Required action |
Look through the data and write out every line with the word "heading" in it.

Segment Start: Materials provided

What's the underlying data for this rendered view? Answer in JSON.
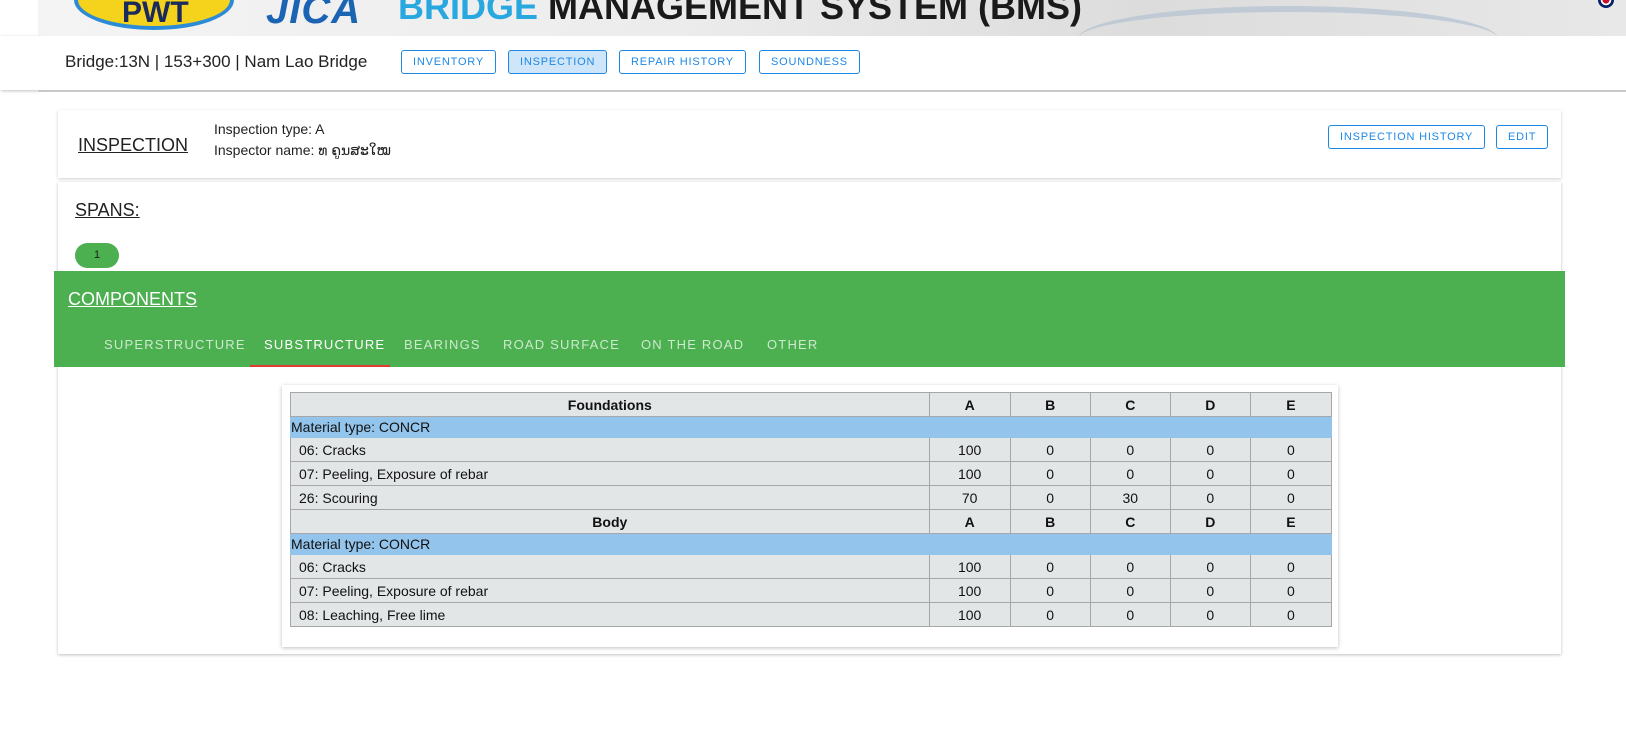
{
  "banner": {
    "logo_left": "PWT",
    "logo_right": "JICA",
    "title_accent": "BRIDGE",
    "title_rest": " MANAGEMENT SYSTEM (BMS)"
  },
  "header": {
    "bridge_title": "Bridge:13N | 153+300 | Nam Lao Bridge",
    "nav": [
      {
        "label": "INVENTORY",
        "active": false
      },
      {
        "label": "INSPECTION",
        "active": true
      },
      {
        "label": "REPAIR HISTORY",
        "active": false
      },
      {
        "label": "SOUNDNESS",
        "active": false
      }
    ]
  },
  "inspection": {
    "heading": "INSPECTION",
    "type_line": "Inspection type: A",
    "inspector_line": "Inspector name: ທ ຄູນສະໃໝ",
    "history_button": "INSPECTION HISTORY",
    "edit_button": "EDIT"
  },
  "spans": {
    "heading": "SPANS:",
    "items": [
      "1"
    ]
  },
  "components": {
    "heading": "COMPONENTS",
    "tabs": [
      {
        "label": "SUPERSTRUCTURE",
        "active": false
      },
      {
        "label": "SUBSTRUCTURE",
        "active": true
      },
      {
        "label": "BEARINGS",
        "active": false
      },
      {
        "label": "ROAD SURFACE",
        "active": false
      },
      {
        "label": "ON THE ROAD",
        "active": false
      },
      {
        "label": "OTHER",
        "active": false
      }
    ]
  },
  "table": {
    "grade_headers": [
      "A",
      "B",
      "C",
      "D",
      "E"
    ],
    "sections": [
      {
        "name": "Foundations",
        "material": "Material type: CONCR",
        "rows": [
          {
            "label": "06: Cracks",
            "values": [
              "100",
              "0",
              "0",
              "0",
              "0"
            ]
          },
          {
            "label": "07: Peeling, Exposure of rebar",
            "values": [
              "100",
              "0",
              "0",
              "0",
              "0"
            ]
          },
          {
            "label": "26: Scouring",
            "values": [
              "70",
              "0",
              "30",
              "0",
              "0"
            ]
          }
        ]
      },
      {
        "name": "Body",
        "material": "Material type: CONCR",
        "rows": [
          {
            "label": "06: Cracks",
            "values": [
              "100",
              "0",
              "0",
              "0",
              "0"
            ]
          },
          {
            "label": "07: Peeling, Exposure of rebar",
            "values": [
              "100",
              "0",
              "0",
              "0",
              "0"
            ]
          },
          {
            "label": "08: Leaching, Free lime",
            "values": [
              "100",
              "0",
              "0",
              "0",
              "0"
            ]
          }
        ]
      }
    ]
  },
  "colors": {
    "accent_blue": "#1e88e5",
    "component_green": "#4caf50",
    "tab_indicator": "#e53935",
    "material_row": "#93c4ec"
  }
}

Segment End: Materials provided
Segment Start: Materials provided

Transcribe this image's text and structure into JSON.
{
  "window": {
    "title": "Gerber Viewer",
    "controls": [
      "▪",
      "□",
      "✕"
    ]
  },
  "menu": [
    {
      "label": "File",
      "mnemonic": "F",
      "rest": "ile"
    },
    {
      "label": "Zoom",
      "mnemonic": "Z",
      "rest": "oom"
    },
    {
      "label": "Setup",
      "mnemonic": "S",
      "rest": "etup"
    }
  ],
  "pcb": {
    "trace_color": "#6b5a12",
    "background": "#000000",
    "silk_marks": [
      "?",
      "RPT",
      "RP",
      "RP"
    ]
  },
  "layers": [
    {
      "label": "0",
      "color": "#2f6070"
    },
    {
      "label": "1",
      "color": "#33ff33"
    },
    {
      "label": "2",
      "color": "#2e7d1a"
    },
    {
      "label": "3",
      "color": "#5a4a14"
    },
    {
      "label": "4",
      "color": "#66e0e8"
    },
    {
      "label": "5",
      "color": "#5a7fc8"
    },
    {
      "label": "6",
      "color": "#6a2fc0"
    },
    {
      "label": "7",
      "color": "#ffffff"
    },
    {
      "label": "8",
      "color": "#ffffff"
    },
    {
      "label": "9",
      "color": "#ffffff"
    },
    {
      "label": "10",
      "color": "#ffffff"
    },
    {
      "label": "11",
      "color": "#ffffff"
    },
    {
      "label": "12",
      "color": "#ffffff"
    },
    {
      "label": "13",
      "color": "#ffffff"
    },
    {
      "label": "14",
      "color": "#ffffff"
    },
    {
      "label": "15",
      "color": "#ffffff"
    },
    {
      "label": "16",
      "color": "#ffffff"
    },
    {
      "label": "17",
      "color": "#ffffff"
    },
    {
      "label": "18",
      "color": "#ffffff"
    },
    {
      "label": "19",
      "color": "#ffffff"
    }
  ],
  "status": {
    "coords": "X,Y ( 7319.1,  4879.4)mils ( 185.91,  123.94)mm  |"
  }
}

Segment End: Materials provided

Result of this task |
    "heading": "INSPECTION",
    "heading": "SPANS:",
    "heading": "COMPONENTS",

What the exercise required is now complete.